Letting go of something that didn’t quite work, that perhaps shouts “MISTAKE!”, or brings to mind a significant amount of money spent (for little gained) every time you see it, is a hurdle that many of my clients face when detoxing their environment. Such things are often ‘props’ that assisted at certain times in a person’s life to help them explore a part of themselves or deal with a particular situation.

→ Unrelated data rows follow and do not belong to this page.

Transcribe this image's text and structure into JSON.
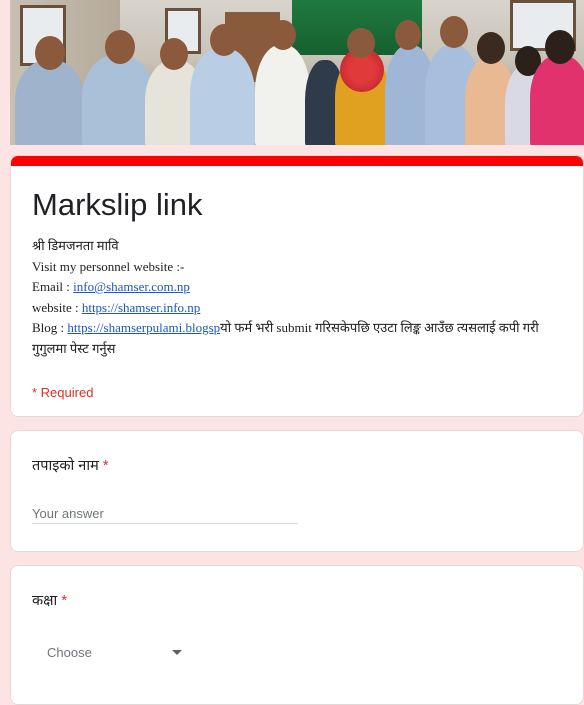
{
  "form": {
    "title": "Markslip link",
    "desc_line1": "श्री डिमजनता मावि",
    "desc_line2": "Visit my personnel  website :-",
    "email_label": "Email : ",
    "email_link": "info@shamser.com.np",
    "website_label": "website : ",
    "website_link": "https://shamser.info.np",
    "blog_label": "Blog : ",
    "blog_link": "https://shamserpulami.blogsp",
    "blog_tail": "यो फर्म भरी submit गरिसकेपछि एउटा लिङ्क आउँछ त्यसलाई कपी गरी गुगुलमा पेस्ट गर्नुस",
    "required_note": "* Required",
    "accent_color": "#ff0000"
  },
  "questions": {
    "name": {
      "label": "तपाइको नाम",
      "required_mark": "*",
      "placeholder": "Your answer"
    },
    "class": {
      "label": "कक्षा",
      "required_mark": "*",
      "selected": "Choose",
      "icon": "dropdown-arrow-icon"
    }
  },
  "banner": {
    "icon": "group-photo-banner"
  }
}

Everyone has many roles and personas that come together to make their identity and their life. Possesions can reflect this. For example, I was a university student, I had dreams of taking up the violin again, I was an avid thimble collector, I used to think that tartan high heels were cool. If I hadn’t donated or sold things related to these past roles and interests, but had held onto them in the hope to return one day to these hobbies and stages, there would be a lot of unnecessaryand complicating clutter in my home. That’s not to say that I don’t keep some sentimental items but those kept are very special and support the evolving history of who I am now and who I am becoming.
The question is often how do you work out the difference between something that is just contributing to the clutter in your life and a possession that adds to your present life? One aspect to notice, and something I focus on when working with clients, is to observe and draw attention to language choices.
What do you notice about these two phrases?
“I used to love this dress!”
“I can’t wait to wear this again when the weather gets warmer!”
Yep! One is past tense and the other is future tense. To me this shows that someone is still going to use an item and enjoys doing so!
Being alert to such language helps in two areas: it lets you think expansively about releasing ideas you hold about yourself. And it creates more spaces to honour who you are now and all the amazing things you are doing at the moment that are leading to your future.
It’s empowering to replace guilt or the label of “MISTAKE!” with the possibility of being, as Amanda Brooks says, ‘inspired by your own past triumphs and amused by your mistakes’.
As for the most sentimental objects or those favourite old clothes and shoes you may be having difficulty letting go of, thank them for the joy they once brought you and the points of departure they provided.
Another empowering and leveraging technique is to take photos of sentimental items, such as awards, trophies and old t-shirts. Such photos can be the bridging tools to deal with a fear of completely forgetting something and yet still moving it along so you can also “move along”.
With those thoughts in mind, looking around now, do you see things that represent the you that lives in the present? Are they part of the thread taking you towards the future or the anchor holding you back?
Organising heart, head, and home